"I didn't go down. You never knocked me down."
By FRANZ DOUSKEY
EDITOR'S NOTE: This column is available for reprint courtesy of The Cool Justice Report, http://cooljustice.blogspot.com
It's been a lousy year for writers. First Bill Styron leaves the planet, last autumn, then Kurt Vonnegut falls down the stairs into darkness, now Mailer.
Of the three, Mailer was the noisiest. Norman started out as a tragic romantic with a sense of humor.
"Most of us novelists who are any good are invariably half-educated; inaccurate, albeit brilliant upon occasion; insufferably vain of course and-the indispensable requirement or a good newspaperman-as eager to tell a lie as the truth." That's from his early days at the Village Voice, a paper he is given credit for co-founding instead of Daniel Wolf and Edwin Fancher.
Norman Mailer was a heavy hitter from the beginning. He endured critical bombardments of his work. He was a literary brawler who dared the over-educated critics to give him their best shot. In the end, he was a lot like Jake LaMotta, bloody and battered, shouting across the ring, "I didn't go down. You never knocked me down."
I met Mailer in the Sixties when he considered himself a political activist. It seemed that even when he was speaking, he was observing, considering how he could take an event and turn it into writing. He still had a sense of humor about himself in those days. One of the first things that struck me when we shook hands was how small his hands were. Very small and very soft. Not like Jake LaMotta's hands, rough and swollen with crooked fingers. For all his desire to be a fighter, Norman's hands would have never lasted.
When we were at dinner, he was always watching. He had an eye for beautiful women, attached or otherwise. He was terribly incautious. He would make a play for anything that wasn't nailed done and for some that were. What wife was he with in those days? Eventually there would be six wives. Some actually didn't get beaten or stabbed. He wrote two historical books back then: Armies of The Night and Miami and the Siege of Chicago.
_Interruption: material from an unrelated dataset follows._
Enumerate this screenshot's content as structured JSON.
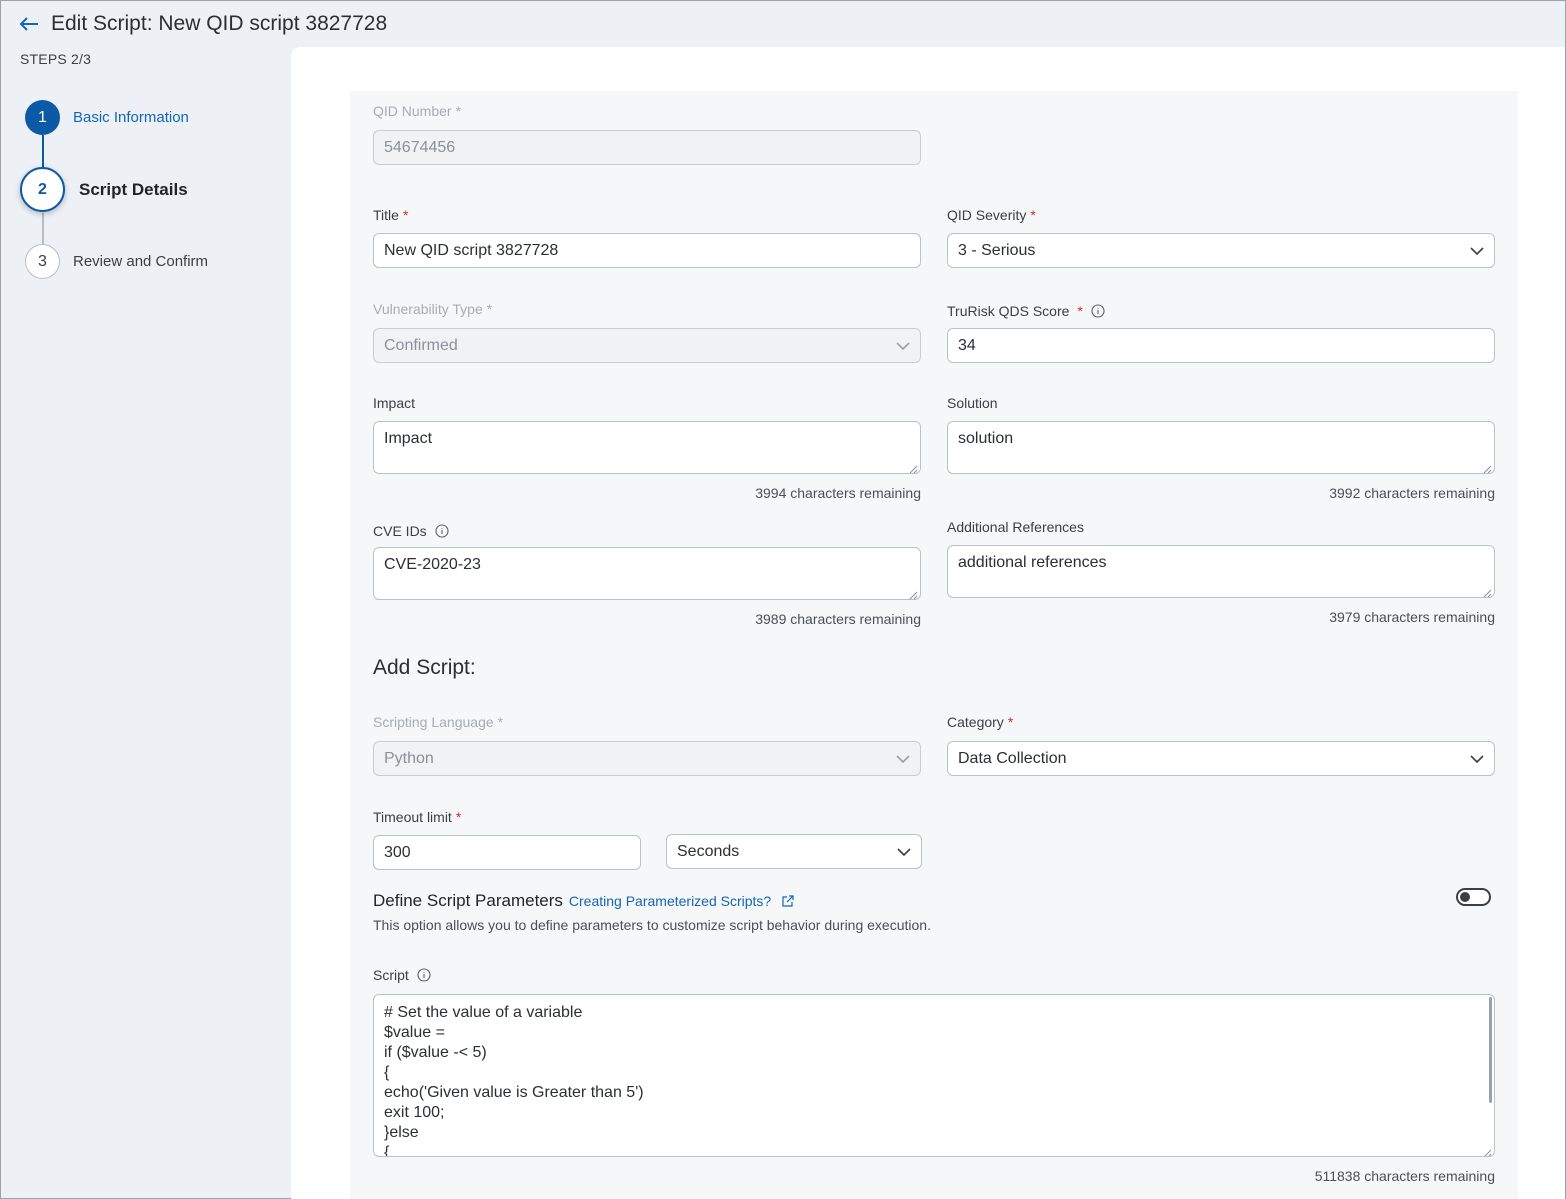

We met several times over the years: at the McDowell Colony, some readings in Manhattan, dinner at a publisher's town house, places that didn't lend themselves to conversations. We never got around to talking about Hemingway or boxing. Mailer once said that Hemingway should run for President. Mailer, himself, ran for mayor of New York, once, back in 1969.
But over the years, nothing got to be funny anymore. The writing became harder. He wrote great books that were often unread, or worse, misread. The Monroe book was most satisfying to Mailer, especially if you knew that Norman wanted to make it with Marilyn, but could never quite pull it off. If only he had known how easy it was. Champagne, Norman, Champagne was the way to Marilyn's heart or soul, and every other place.
Norman Mailer was fascinated with boxing because he had been fighting all his life. Sparring with words, jabbing other writers, knocking critics on their collective asses.
He covered the Frazier-Ali fight for the March 19th, 1971 issue of Life. His ringside photographer: Frank Sinatra.
Norman wrote: "Training camps are small factories for the production of one rare psychological item-an ego able to bear huge pain and administer drastic punishment."
Mailer was not talking about training camps; he was talking about his writing desk, his typewriter, his lock tight mind that froze around every syllable to make it right. Even if it wasn't right Norman was going to fight every agent and every editor into believing that it was right.
Norman Mailer kept writing. He believed that his writing was more important than his personal life, so he left a lot of wreckage, but toward the end there was The Executioner's Song and The Castle in the Forest. Norman was still hitting, but not as hard, and not as often. The last time I saw him was in 2004, at Yale University. Norman was at the podium speaking, but he was still looking around. All those tired white audience faces, all those old ladies with helmet hair he might have chased forty years earlier. It was not sad at all, really. He had trouble hearing the questions but had no trouble hearing the applause. You know, Norman, white wisps of uncombed hair, taking the taking it all in with a wry smile. Even on his banty legs, you know he would have liked to go a few more rounds.
Franz Douskey, a poet and writer, is President Emeritus of of IMPAC University, Punta Gorda, FL. He teaches creative writing at Gateway Community College in New Haven. Douskey has been published in more than 150 journals and magazines including the New Yorker, Rolling Stone and Yankee. A featured guest at New Haven's Festival of Arts & Ideas, Douskey's books include "Rowing Across The Dark" and "Indecent Exposure." He is a founding board member of the IMPAC-Connecticut State University System Young Writers Trust and has served as a judge every year of the competition. Douskey is also the author of the forthcoming biography, "The Unknown Sinatra."